Dataset rows describing interfaces:
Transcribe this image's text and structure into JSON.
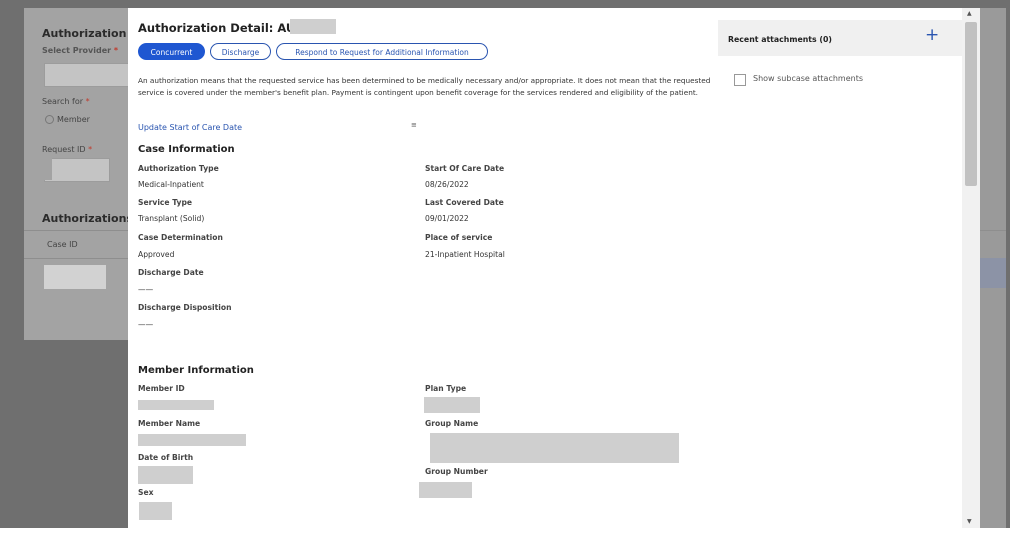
{
  "background": {
    "heading_auth": "Authorization",
    "select_provider_label": "Select Provider",
    "search_for_label": "Search for",
    "member_radio_label": "Member",
    "request_id_label": "Request ID",
    "authorizations_heading": "Authorizations (",
    "case_id_header": "Case ID"
  },
  "modal": {
    "title": "Authorization Detail: AUTH-",
    "buttons": {
      "concurrent": "Concurrent",
      "discharge": "Discharge",
      "respond": "Respond to Request for Additional Information"
    },
    "disclaimer": "An authorization means that the requested service has been determined to be medically necessary and/or appropriate.  It does not mean that the requested service is covered under the member's benefit plan.  Payment is contingent upon benefit coverage for the services rendered and eligibility of the patient.",
    "update_link": "Update Start of Care Date",
    "tiny_mark": "≡",
    "case_info": {
      "title": "Case Information",
      "auth_type_label": "Authorization Type",
      "auth_type_value": "Medical-Inpatient",
      "service_type_label": "Service Type",
      "service_type_value": "Transplant (Solid)",
      "case_determination_label": "Case Determination",
      "case_determination_value": "Approved",
      "discharge_date_label": "Discharge Date",
      "discharge_date_value": "——",
      "discharge_disposition_label": "Discharge Disposition",
      "discharge_disposition_value": "——",
      "start_of_care_label": "Start Of Care Date",
      "start_of_care_value": "08/26/2022",
      "last_covered_label": "Last Covered Date",
      "last_covered_value": "09/01/2022",
      "place_of_service_label": "Place of service",
      "place_of_service_value": "21-Inpatient Hospital"
    },
    "member_info": {
      "title": "Member Information",
      "member_id_label": "Member ID",
      "member_name_label": "Member Name",
      "dob_label": "Date of Birth",
      "sex_label": "Sex",
      "plan_type_label": "Plan Type",
      "group_name_label": "Group Name",
      "group_number_label": "Group Number"
    }
  },
  "side_panel": {
    "title": "Recent attachments (0)",
    "add_icon": "plus-icon",
    "show_subcase_label": "Show subcase attachments",
    "show_subcase_checked": false
  },
  "colors": {
    "primary": "#1f57d1",
    "link": "#2a55b0",
    "overlay": "#6f6f6f"
  }
}
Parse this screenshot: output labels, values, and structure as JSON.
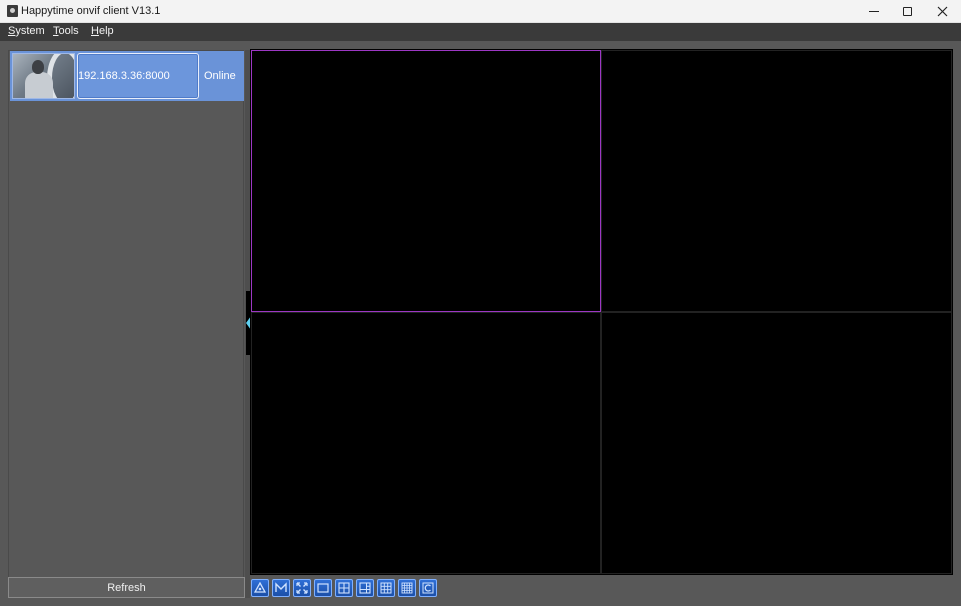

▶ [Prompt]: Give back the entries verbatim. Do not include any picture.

▶ [Written solution]:
Transcribe this image's text and structure into JSON.
{
  "background": {
    "heading_auth": "Authorization",
    "select_provider_label": "Select Provider",
    "search_for_label": "Search for",
    "member_radio_label": "Member",
    "request_id_label": "Request ID",
    "authorizations_heading": "Authorizations (",
    "case_id_header": "Case ID"
  },
  "modal": {
    "title": "Authorization Detail: AUTH-",
    "buttons": {
      "concurrent": "Concurrent",
      "discharge": "Discharge",
      "respond": "Respond to Request for Additional Information"
    },
    "disclaimer": "An authorization means that the requested service has been determined to be medically necessary and/or appropriate.  It does not mean that the requested service is covered under the member's benefit plan.  Payment is contingent upon benefit coverage for the services rendered and eligibility of the patient.",
    "update_link": "Update Start of Care Date",
    "tiny_mark": "≡",
    "case_info": {
      "title": "Case Information",
      "auth_type_label": "Authorization Type",
      "auth_type_value": "Medical-Inpatient",
      "service_type_label": "Service Type",
      "service_type_value": "Transplant (Solid)",
      "case_determination_label": "Case Determination",
      "case_determination_value": "Approved",
      "discharge_date_label": "Discharge Date",
      "discharge_date_value": "——",
      "discharge_disposition_label": "Discharge Disposition",
      "discharge_disposition_value": "——",
      "start_of_care_label": "Start Of Care Date",
      "start_of_care_value": "08/26/2022",
      "last_covered_label": "Last Covered Date",
      "last_covered_value": "09/01/2022",
      "place_of_service_label": "Place of service",
      "place_of_service_value": "21-Inpatient Hospital"
    },
    "member_info": {
      "title": "Member Information",
      "member_id_label": "Member ID",
      "member_name_label": "Member Name",
      "dob_label": "Date of Birth",
      "sex_label": "Sex",
      "plan_type_label": "Plan Type",
      "group_name_label": "Group Name",
      "group_number_label": "Group Number"
    }
  },
  "side_panel": {
    "title": "Recent attachments (0)",
    "add_icon": "plus-icon",
    "show_subcase_label": "Show subcase attachments",
    "show_subcase_checked": false
  },
  "colors": {
    "primary": "#1f57d1",
    "link": "#2a55b0",
    "overlay": "#6f6f6f"
  }
}
Parse this screenshot: output labels, values, and structure as JSON.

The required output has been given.